PROBLEM STATEMENT
Return every entry below without altering a word.

-------- MATERIAL PROVIDED

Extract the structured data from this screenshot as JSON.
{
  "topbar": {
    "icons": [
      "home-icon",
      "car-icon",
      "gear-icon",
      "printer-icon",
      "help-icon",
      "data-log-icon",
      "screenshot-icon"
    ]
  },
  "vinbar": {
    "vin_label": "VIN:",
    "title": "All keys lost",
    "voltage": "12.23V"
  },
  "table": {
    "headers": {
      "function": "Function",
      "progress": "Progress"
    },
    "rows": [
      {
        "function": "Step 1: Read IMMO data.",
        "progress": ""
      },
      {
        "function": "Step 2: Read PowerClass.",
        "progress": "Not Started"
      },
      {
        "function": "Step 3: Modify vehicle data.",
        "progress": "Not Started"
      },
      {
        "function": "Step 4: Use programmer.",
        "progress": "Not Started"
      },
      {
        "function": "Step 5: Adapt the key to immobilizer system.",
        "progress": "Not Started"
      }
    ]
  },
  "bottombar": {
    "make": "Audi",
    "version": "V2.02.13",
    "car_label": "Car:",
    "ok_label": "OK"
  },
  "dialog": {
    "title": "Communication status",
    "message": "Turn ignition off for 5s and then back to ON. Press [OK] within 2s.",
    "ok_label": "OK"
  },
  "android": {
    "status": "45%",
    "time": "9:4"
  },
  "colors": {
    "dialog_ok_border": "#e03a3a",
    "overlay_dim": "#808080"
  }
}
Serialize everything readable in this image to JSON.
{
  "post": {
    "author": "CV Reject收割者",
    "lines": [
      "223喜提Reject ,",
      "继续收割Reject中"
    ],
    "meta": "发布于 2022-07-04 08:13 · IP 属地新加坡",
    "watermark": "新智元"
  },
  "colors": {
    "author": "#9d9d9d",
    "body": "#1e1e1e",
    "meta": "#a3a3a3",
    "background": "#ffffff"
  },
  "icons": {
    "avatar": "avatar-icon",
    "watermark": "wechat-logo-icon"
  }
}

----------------

RESPONSE TO THE EXERCISE
Extract the structured data from this screenshot as JSON.
{
  "topbar": {
    "icons": [
      "home-icon",
      "car-icon",
      "gear-icon",
      "printer-icon",
      "help-icon",
      "data-log-icon",
      "screenshot-icon"
    ]
  },
  "vinbar": {
    "vin_label": "VIN:",
    "title": "All keys lost",
    "voltage": "12.23V"
  },
  "table": {
    "headers": {
      "function": "Function",
      "progress": "Progress"
    },
    "rows": [
      {
        "function": "Step 1: Read IMMO data.",
        "progress": ""
      },
      {
        "function": "Step 2: Read PowerClass.",
        "progress": "Not Started"
      },
      {
        "function": "Step 3: Modify vehicle data.",
        "progress": "Not Started"
      },
      {
        "function": "Step 4: Use programmer.",
        "progress": "Not Started"
      },
      {
        "function": "Step 5: Adapt the key to immobilizer system.",
        "progress": "Not Started"
      }
    ]
  },
  "bottombar": {
    "make": "Audi",
    "version": "V2.02.13",
    "car_label": "Car:",
    "ok_label": "OK"
  },
  "dialog": {
    "title": "Communication status",
    "message": "Turn ignition off for 5s and then back to ON. Press [OK] within 2s.",
    "ok_label": "OK"
  },
  "android": {
    "status": "45%",
    "time": "9:4"
  },
  "colors": {
    "dialog_ok_border": "#e03a3a",
    "overlay_dim": "#808080"
  }
}
Serialize everything readable in this image to JSON.
{
  "post": {
    "author": "CV Reject收割者",
    "lines": [
      "223喜提Reject ,",
      "继续收割Reject中"
    ],
    "meta": "发布于 2022-07-04 08:13 · IP 属地新加坡",
    "watermark": "新智元"
  },
  "colors": {
    "author": "#9d9d9d",
    "body": "#1e1e1e",
    "meta": "#a3a3a3",
    "background": "#ffffff"
  },
  "icons": {
    "avatar": "avatar-icon",
    "watermark": "wechat-logo-icon"
  }
}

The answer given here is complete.